Data about app and page elements
____________

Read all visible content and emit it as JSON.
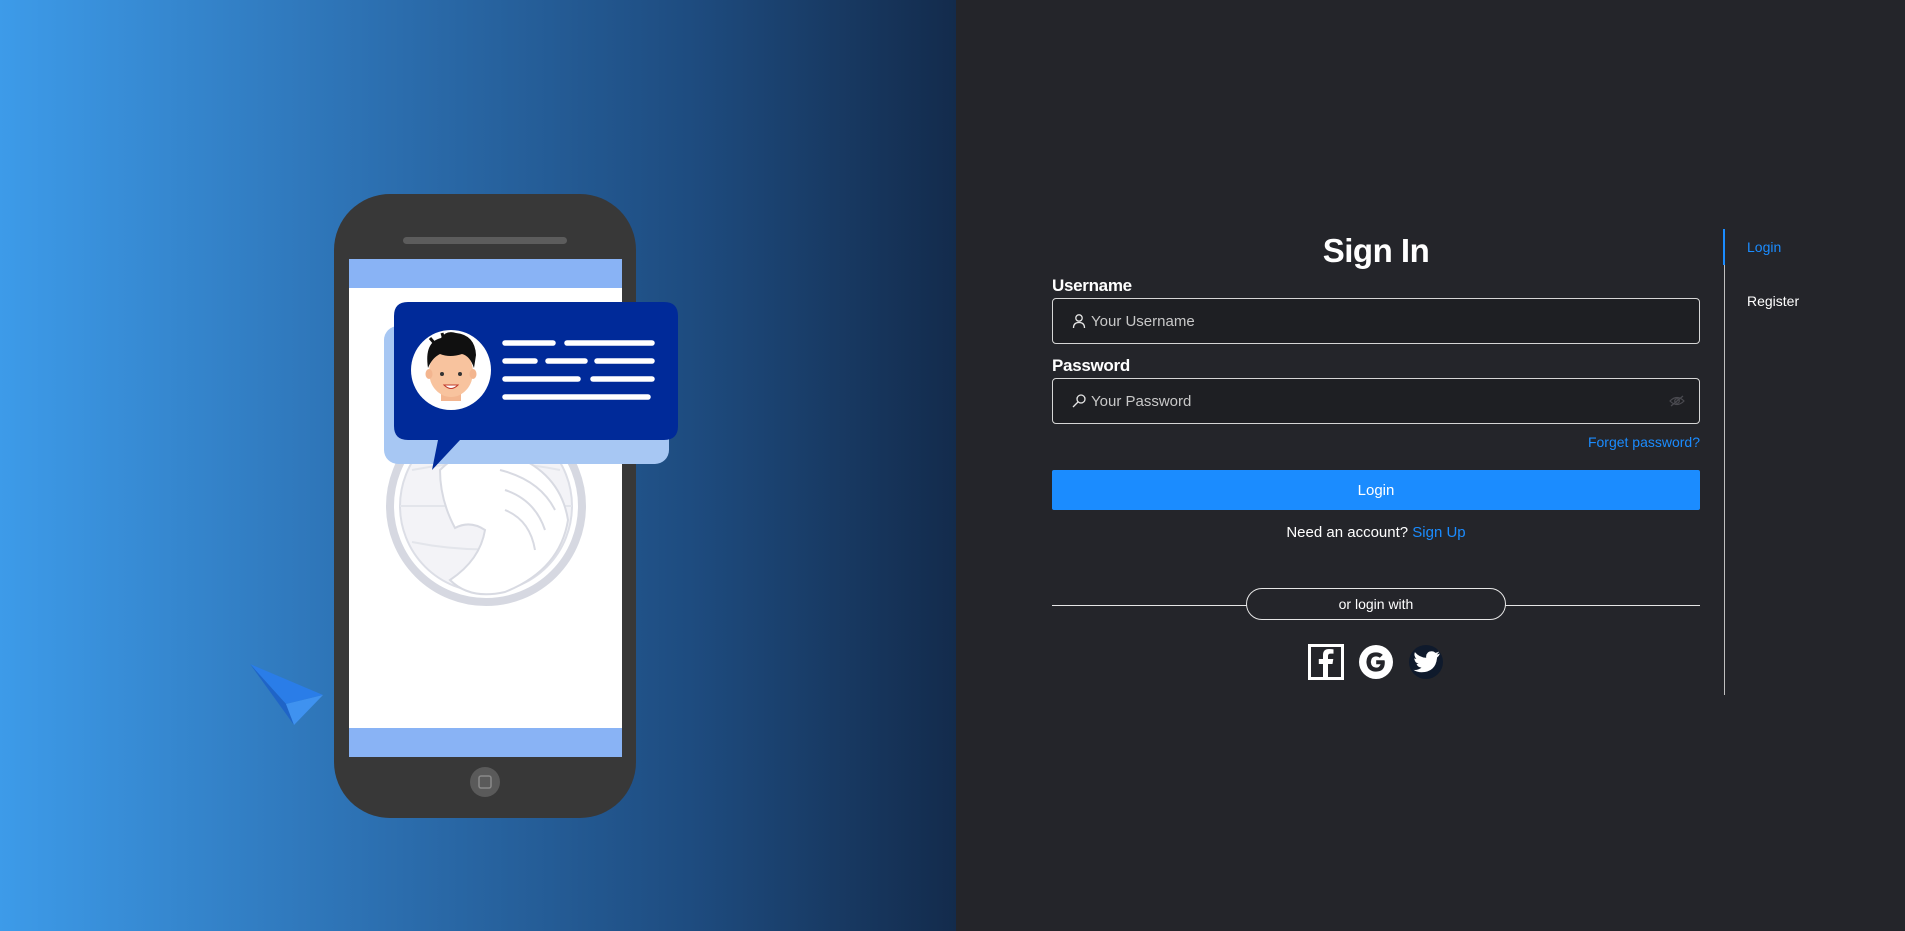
{
  "signin": {
    "title": "Sign In",
    "username_label": "Username",
    "username_placeholder": "Your Username",
    "password_label": "Password",
    "password_placeholder": "Your Password",
    "forgot_link": "Forget password?",
    "login_button": "Login",
    "need_account": "Need an account?",
    "signup_link": "Sign Up",
    "divider_text": "or login with"
  },
  "social": [
    {
      "name": "facebook-icon"
    },
    {
      "name": "google-icon"
    },
    {
      "name": "twitter-icon"
    }
  ],
  "sidenav": {
    "items": [
      {
        "label": "Login",
        "active": true
      },
      {
        "label": "Register",
        "active": false
      }
    ]
  },
  "colors": {
    "accent": "#1b8cff",
    "panel_bg": "#24252a",
    "hero_left": "#3d9be9",
    "hero_right": "#132b4c",
    "bubble": "#002a99"
  }
}
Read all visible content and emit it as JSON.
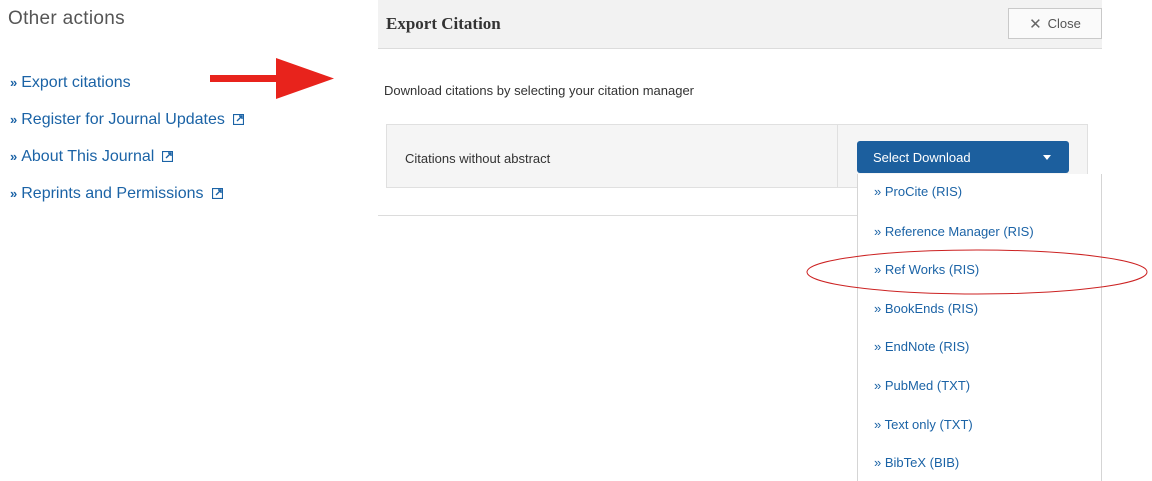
{
  "sidebar": {
    "title": "Other actions",
    "items": [
      {
        "label": "Export citations",
        "external": false
      },
      {
        "label": "Register for Journal Updates",
        "external": true
      },
      {
        "label": "About This Journal",
        "external": true
      },
      {
        "label": "Reprints and Permissions",
        "external": true
      }
    ]
  },
  "modal": {
    "title": "Export Citation",
    "close_label": "Close",
    "subtitle": "Download citations by selecting your citation manager",
    "row_label": "Citations without abstract",
    "download_button": "Select Download",
    "menu_items": [
      "» ProCite (RIS)",
      "» Reference Manager (RIS)",
      "» Ref Works (RIS)",
      "» BookEnds (RIS)",
      "» EndNote (RIS)",
      "» PubMed (TXT)",
      "» Text only (TXT)",
      "» BibTeX (BIB)"
    ],
    "highlighted_item": "» Ref Works (RIS)"
  },
  "colors": {
    "link": "#1b63a6",
    "button": "#1c5f9e",
    "arrow": "#e8231c",
    "highlight_ellipse": "#cc2222"
  },
  "icons": {
    "bullet": "double-chevron-right-icon",
    "external": "external-link-icon",
    "close": "close-icon",
    "caret": "caret-down-icon"
  }
}
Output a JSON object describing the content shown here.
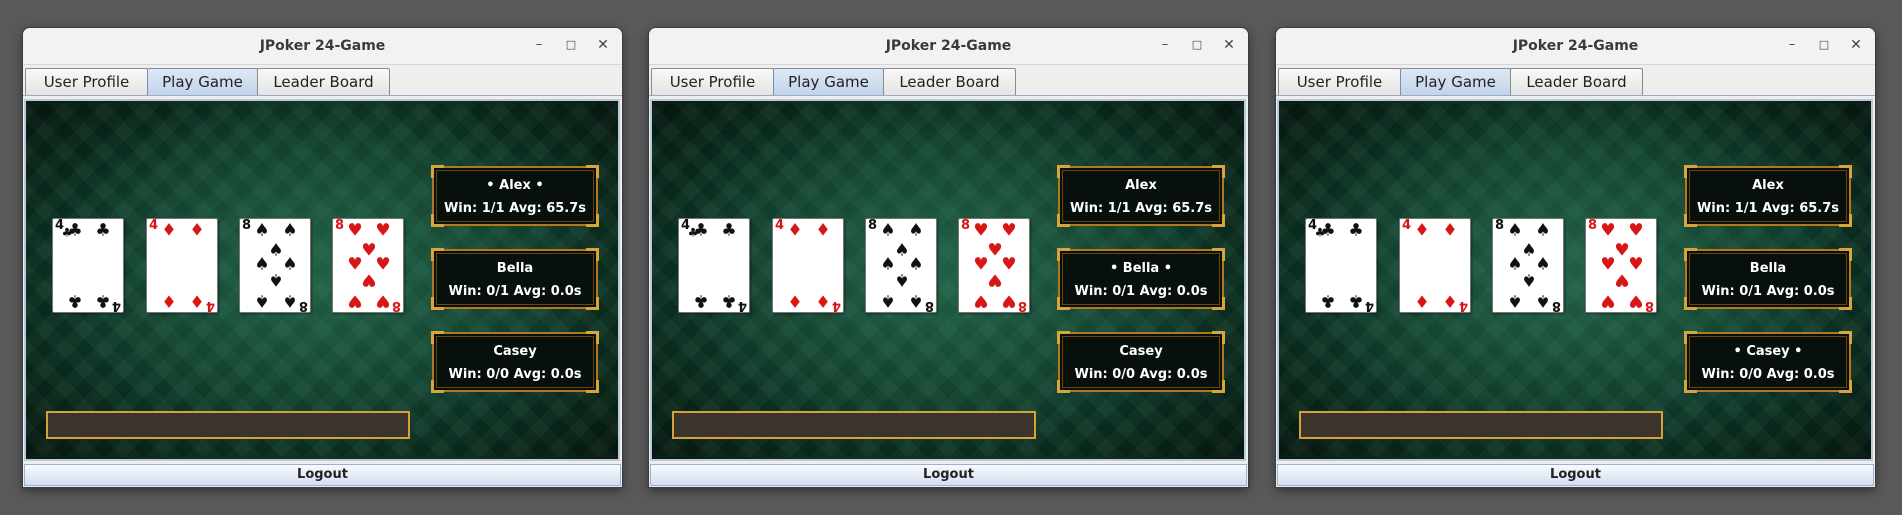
{
  "colors": {
    "desktop": "#595959",
    "table_felt": "#124730",
    "gold_frame": "#b27a1d",
    "answer_bg": "#3b342c",
    "card_red": "#d81616",
    "card_black": "#111111"
  },
  "windows": [
    {
      "title": "JPoker 24-Game",
      "controls": {
        "minimize": "–",
        "maximize": "□",
        "close": "✕"
      },
      "tabs": [
        {
          "label": "User Profile"
        },
        {
          "label": "Play Game"
        },
        {
          "label": "Leader Board"
        }
      ],
      "active_tab": "Play Game",
      "cards": [
        {
          "rank": "4",
          "suit": "♣",
          "color": "black"
        },
        {
          "rank": "4",
          "suit": "♦",
          "color": "red"
        },
        {
          "rank": "8",
          "suit": "♠",
          "color": "black"
        },
        {
          "rank": "8",
          "suit": "♥",
          "color": "red"
        }
      ],
      "players": [
        {
          "name": "• Alex •",
          "stats": "Win: 1/1 Avg: 65.7s"
        },
        {
          "name": "Bella",
          "stats": "Win: 0/1 Avg: 0.0s"
        },
        {
          "name": "Casey",
          "stats": "Win: 0/0 Avg: 0.0s"
        }
      ],
      "answer_value": "",
      "logout_label": "Logout"
    },
    {
      "title": "JPoker 24-Game",
      "controls": {
        "minimize": "–",
        "maximize": "□",
        "close": "✕"
      },
      "tabs": [
        {
          "label": "User Profile"
        },
        {
          "label": "Play Game"
        },
        {
          "label": "Leader Board"
        }
      ],
      "active_tab": "Play Game",
      "cards": [
        {
          "rank": "4",
          "suit": "♣",
          "color": "black"
        },
        {
          "rank": "4",
          "suit": "♦",
          "color": "red"
        },
        {
          "rank": "8",
          "suit": "♠",
          "color": "black"
        },
        {
          "rank": "8",
          "suit": "♥",
          "color": "red"
        }
      ],
      "players": [
        {
          "name": "Alex",
          "stats": "Win: 1/1 Avg: 65.7s"
        },
        {
          "name": "• Bella •",
          "stats": "Win: 0/1 Avg: 0.0s"
        },
        {
          "name": "Casey",
          "stats": "Win: 0/0 Avg: 0.0s"
        }
      ],
      "answer_value": "",
      "logout_label": "Logout"
    },
    {
      "title": "JPoker 24-Game",
      "controls": {
        "minimize": "–",
        "maximize": "□",
        "close": "✕"
      },
      "tabs": [
        {
          "label": "User Profile"
        },
        {
          "label": "Play Game"
        },
        {
          "label": "Leader Board"
        }
      ],
      "active_tab": "Play Game",
      "cards": [
        {
          "rank": "4",
          "suit": "♣",
          "color": "black"
        },
        {
          "rank": "4",
          "suit": "♦",
          "color": "red"
        },
        {
          "rank": "8",
          "suit": "♠",
          "color": "black"
        },
        {
          "rank": "8",
          "suit": "♥",
          "color": "red"
        }
      ],
      "players": [
        {
          "name": "Alex",
          "stats": "Win: 1/1 Avg: 65.7s"
        },
        {
          "name": "Bella",
          "stats": "Win: 0/1 Avg: 0.0s"
        },
        {
          "name": "• Casey •",
          "stats": "Win: 0/0 Avg: 0.0s"
        }
      ],
      "answer_value": "",
      "logout_label": "Logout"
    }
  ]
}
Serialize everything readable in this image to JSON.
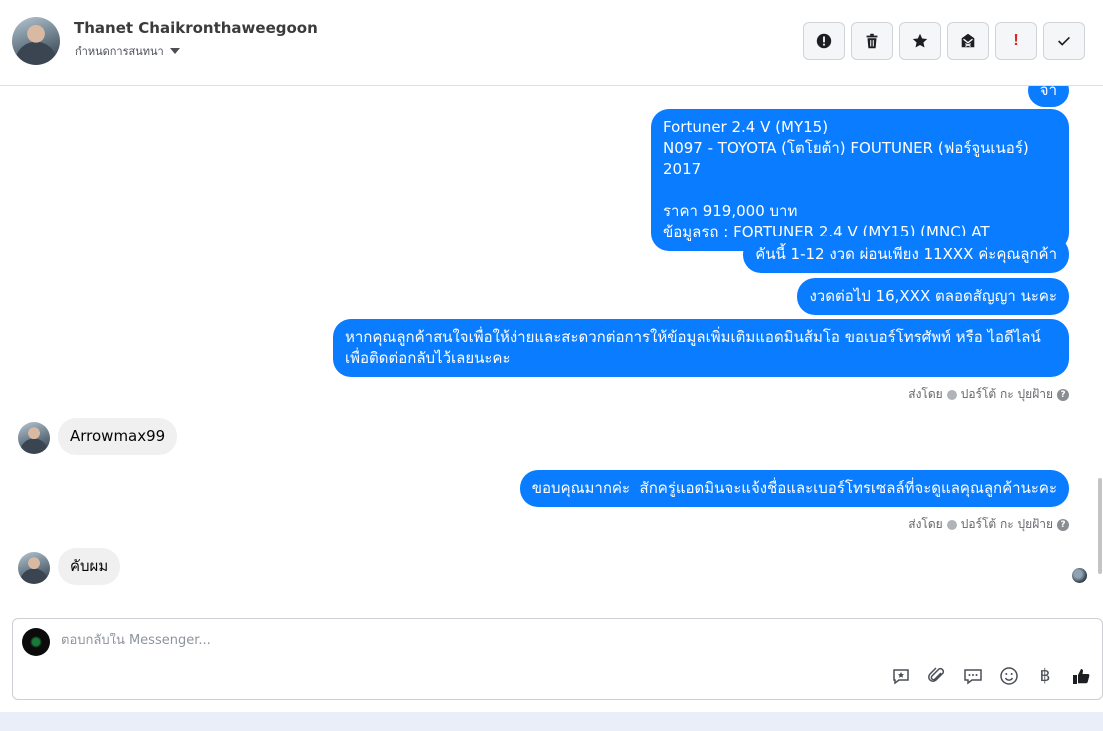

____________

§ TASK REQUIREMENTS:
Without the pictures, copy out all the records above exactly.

§ EXERCISE ANSWER:
Read all visible content and emit it as JSON.
{
  "signin": {
    "title": "Sign In",
    "username_label": "Username",
    "username_placeholder": "Your Username",
    "password_label": "Password",
    "password_placeholder": "Your Password",
    "forgot_link": "Forget password?",
    "login_button": "Login",
    "need_account": "Need an account?",
    "signup_link": "Sign Up",
    "divider_text": "or login with"
  },
  "social": [
    {
      "name": "facebook-icon"
    },
    {
      "name": "google-icon"
    },
    {
      "name": "twitter-icon"
    }
  ],
  "sidenav": {
    "items": [
      {
        "label": "Login",
        "active": true
      },
      {
        "label": "Register",
        "active": false
      }
    ]
  },
  "colors": {
    "accent": "#1b8cff",
    "panel_bg": "#24252a",
    "hero_left": "#3d9be9",
    "hero_right": "#132b4c",
    "bubble": "#002a99"
  }
}
Read all visible content and emit it as JSON.
{
  "sidebar": {
    "title": "Other actions",
    "items": [
      {
        "label": "Export citations",
        "external": false
      },
      {
        "label": "Register for Journal Updates",
        "external": true
      },
      {
        "label": "About This Journal",
        "external": true
      },
      {
        "label": "Reprints and Permissions",
        "external": true
      }
    ]
  },
  "modal": {
    "title": "Export Citation",
    "close_label": "Close",
    "subtitle": "Download citations by selecting your citation manager",
    "row_label": "Citations without abstract",
    "download_button": "Select Download",
    "menu_items": [
      "» ProCite (RIS)",
      "» Reference Manager (RIS)",
      "» Ref Works (RIS)",
      "» BookEnds (RIS)",
      "» EndNote (RIS)",
      "» PubMed (TXT)",
      "» Text only (TXT)",
      "» BibTeX (BIB)"
    ],
    "highlighted_item": "» Ref Works (RIS)"
  },
  "colors": {
    "link": "#1b63a6",
    "button": "#1c5f9e",
    "arrow": "#e8231c",
    "highlight_ellipse": "#cc2222"
  },
  "icons": {
    "bullet": "double-chevron-right-icon",
    "external": "external-link-icon",
    "close": "close-icon",
    "caret": "caret-down-icon"
  }
}
Output a JSON object describing the content shown here.
{
  "colors": {
    "desktop": "#595959",
    "table_felt": "#124730",
    "gold_frame": "#b27a1d",
    "answer_bg": "#3b342c",
    "card_red": "#d81616",
    "card_black": "#111111"
  },
  "windows": [
    {
      "title": "JPoker 24-Game",
      "controls": {
        "minimize": "–",
        "maximize": "□",
        "close": "✕"
      },
      "tabs": [
        {
          "label": "User Profile"
        },
        {
          "label": "Play Game"
        },
        {
          "label": "Leader Board"
        }
      ],
      "active_tab": "Play Game",
      "cards": [
        {
          "rank": "4",
          "suit": "♣",
          "color": "black"
        },
        {
          "rank": "4",
          "suit": "♦",
          "color": "red"
        },
        {
          "rank": "8",
          "suit": "♠",
          "color": "black"
        },
        {
          "rank": "8",
          "suit": "♥",
          "color": "red"
        }
      ],
      "players": [
        {
          "name": "• Alex •",
          "stats": "Win: 1/1 Avg: 65.7s"
        },
        {
          "name": "Bella",
          "stats": "Win: 0/1 Avg: 0.0s"
        },
        {
          "name": "Casey",
          "stats": "Win: 0/0 Avg: 0.0s"
        }
      ],
      "answer_value": "",
      "logout_label": "Logout"
    },
    {
      "title": "JPoker 24-Game",
      "controls": {
        "minimize": "–",
        "maximize": "□",
        "close": "✕"
      },
      "tabs": [
        {
          "label": "User Profile"
        },
        {
          "label": "Play Game"
        },
        {
          "label": "Leader Board"
        }
      ],
      "active_tab": "Play Game",
      "cards": [
        {
          "rank": "4",
          "suit": "♣",
          "color": "black"
        },
        {
          "rank": "4",
          "suit": "♦",
          "color": "red"
        },
        {
          "rank": "8",
          "suit": "♠",
          "color": "black"
        },
        {
          "rank": "8",
          "suit": "♥",
          "color": "red"
        }
      ],
      "players": [
        {
          "name": "Alex",
          "stats": "Win: 1/1 Avg: 65.7s"
        },
        {
          "name": "• Bella •",
          "stats": "Win: 0/1 Avg: 0.0s"
        },
        {
          "name": "Casey",
          "stats": "Win: 0/0 Avg: 0.0s"
        }
      ],
      "answer_value": "",
      "logout_label": "Logout"
    },
    {
      "title": "JPoker 24-Game",
      "controls": {
        "minimize": "–",
        "maximize": "□",
        "close": "✕"
      },
      "tabs": [
        {
          "label": "User Profile"
        },
        {
          "label": "Play Game"
        },
        {
          "label": "Leader Board"
        }
      ],
      "active_tab": "Play Game",
      "cards": [
        {
          "rank": "4",
          "suit": "♣",
          "color": "black"
        },
        {
          "rank": "4",
          "suit": "♦",
          "color": "red"
        },
        {
          "rank": "8",
          "suit": "♠",
          "color": "black"
        },
        {
          "rank": "8",
          "suit": "♥",
          "color": "red"
        }
      ],
      "players": [
        {
          "name": "Alex",
          "stats": "Win: 1/1 Avg: 65.7s"
        },
        {
          "name": "Bella",
          "stats": "Win: 0/1 Avg: 0.0s"
        },
        {
          "name": "• Casey •",
          "stats": "Win: 0/0 Avg: 0.0s"
        }
      ],
      "answer_value": "",
      "logout_label": "Logout"
    }
  ]
}
Serialize everything readable in this image to JSON.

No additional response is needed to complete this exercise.